'Any order of a Court declaring any election invalid merely on the ground that the electoral rolls were invalid or on any of the grounds specified in Sub-section (2) of Section 3, shall be deemed to be and always to have been of no legal effect whatso-ever.'
The Full Bench of the Bombay High Court heldin the aforesaid Bombay case that such an Act which had the effect of nullifying the judgment of the High Court- was a valid enactment and that itwould not amount to an encroachment by the Legislature on judicial functions. Their Lordships of the Bombay High Court, however, did not further examine the question whether that provision of the validating Act would be violative of Article 14 of the Constitution. Article 14 was discussed in some other connection and the question whether that Article had a bearing on the reasonableness or otherwise of the classification of the successful litigant in (S) AIR 1955 Nag 49 (FB), for the purpose of being deprived of the fruits of his success, was not considered. Hence the aforesaid Bombay decision will not be of much help to the Advocate General.
30. It will be interesting to note that the savings provision in the Madhya Pradesh Act (Act I of 1955) has been drafted more carefully and is more restrictive than Sub-section (1) of Section 5 of the Ordinance. That section reads as follows :
'(5). Validation of acts done :-- No act done by the Sabha or a Janapada or by any standing committee or by the outgoing councillors shall be called in question in any court whatsoever merely on the ground that the term of the Sabha or any standing committee or the councillors had expired on the 31st day of March, 1954 or that the outgoing councillors had continued to hold office until the election of all councillors from the rural and urban circles had been notified under the Act.'

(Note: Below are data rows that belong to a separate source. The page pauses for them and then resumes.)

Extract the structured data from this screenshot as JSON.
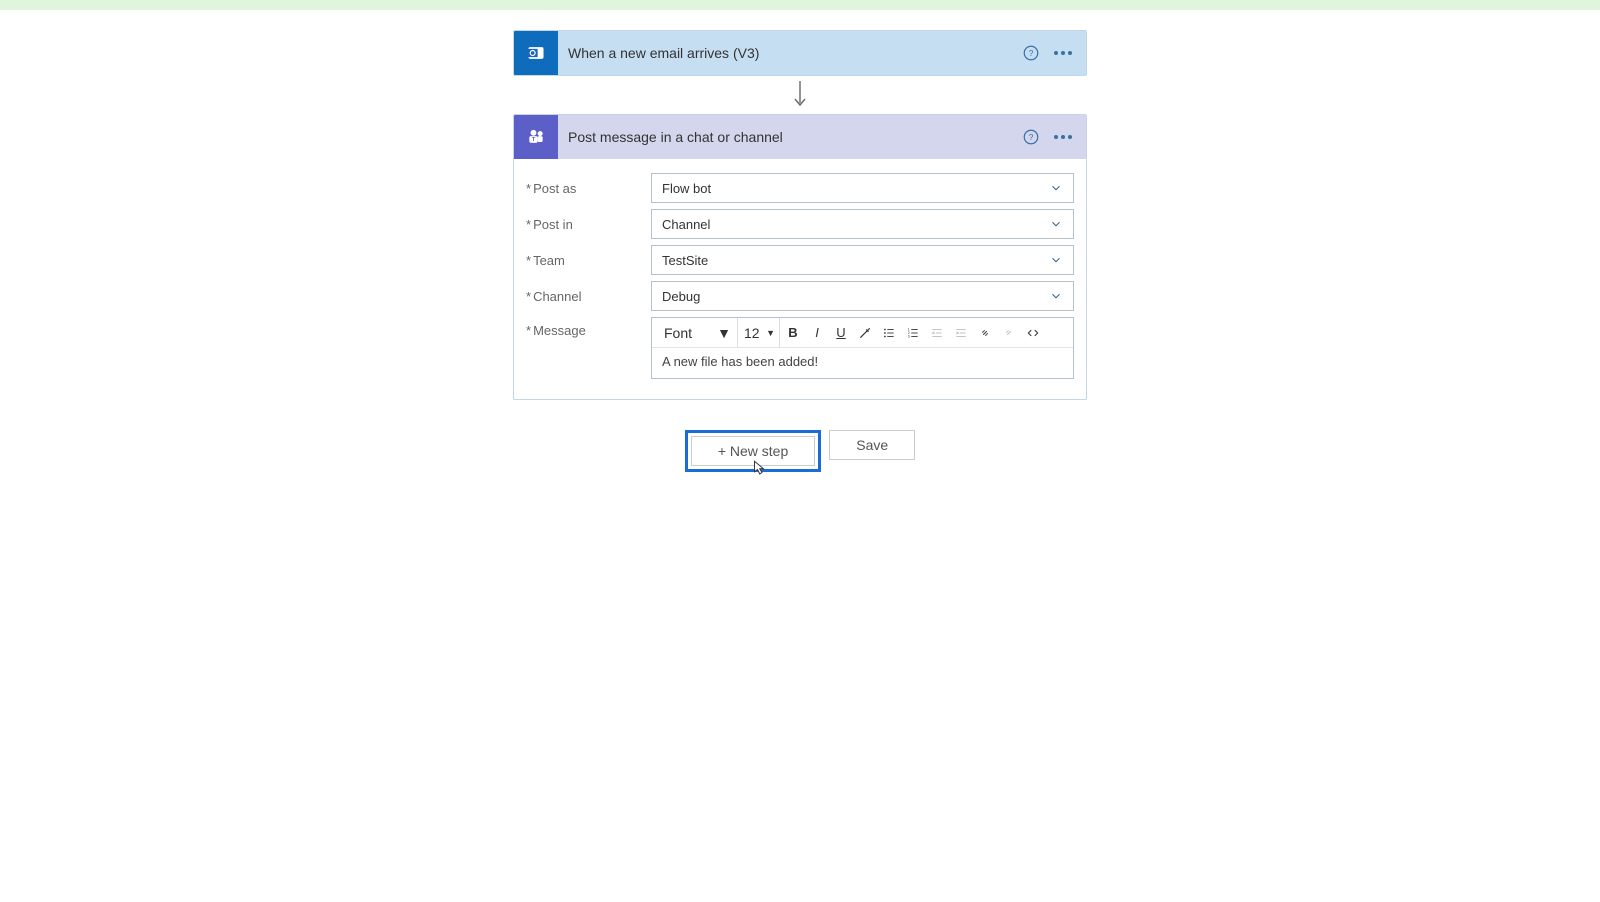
{
  "trigger": {
    "title": "When a new email arrives (V3)"
  },
  "action": {
    "title": "Post message in a chat or channel",
    "fields": {
      "postAsLabel": "Post as",
      "postAsValue": "Flow bot",
      "postInLabel": "Post in",
      "postInValue": "Channel",
      "teamLabel": "Team",
      "teamValue": "TestSite",
      "channelLabel": "Channel",
      "channelValue": "Debug",
      "messageLabel": "Message",
      "fontLabel": "Font",
      "fontSize": "12",
      "messageContent": "A new file has been added!"
    }
  },
  "footer": {
    "newStep": "+ New step",
    "save": "Save"
  },
  "required": "*"
}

This provision does not validate all actions taken and powers exercised but only those actions taken and powers exercised which, but for the judgment of the Nagpur High Court (S) AIR 1955 Nag 49 (FB), would have been valid. If the draftsman who drafted the Ordinance was anxious to follow the Nagpur model, I do not know why he overlooked the language of this section.
31. For the aforesaid reasons, I would hold that Section 4 and Sub-section (1) of Section 5 of the Ordinance arc invalid. I would further hold that Section 4 is not sufficient to annul the binding effect of the judgment of this Court, in O. J. C. No. 72 of 1958 on the par-ties to that judgment. The petition is, therefore, allowed and opposite parties 2 to 28 are permanently restrained by Mandamus from functioning as Councillors of Cuttack Municipality, or as the Chairman or Vice-Chairman of the said Municipality, as the case may be, on the strength of the Ordinance. Opposite Party No. 1 is also permanently restrained by Mandamus from enforcing the aforesaid two provisions of the Ordinance. The petitioner will be entitled to the costs of this application. Hearing fee is assessed at Rs. 200/- (Rupees two hundred) to be apportioned equally between the State of Orissa on the one hand and the contesting Municipal Councillors on the other.
32. Before concluding this judgment I wish to mention that though under the Orissa High Court Rules a Division Bench has jurisdiction to hear this case, a Special Bench consisting of the Chief Justice Hon. Rao, J. and Hon. Das, J. heard the case in the earlier stages, but for the reasons mentioned in our order dated the 16th March, 1959, the hearing of the petition was continued by a Division Bench and judgment is being pronounced by the same Bench.
33. I agree.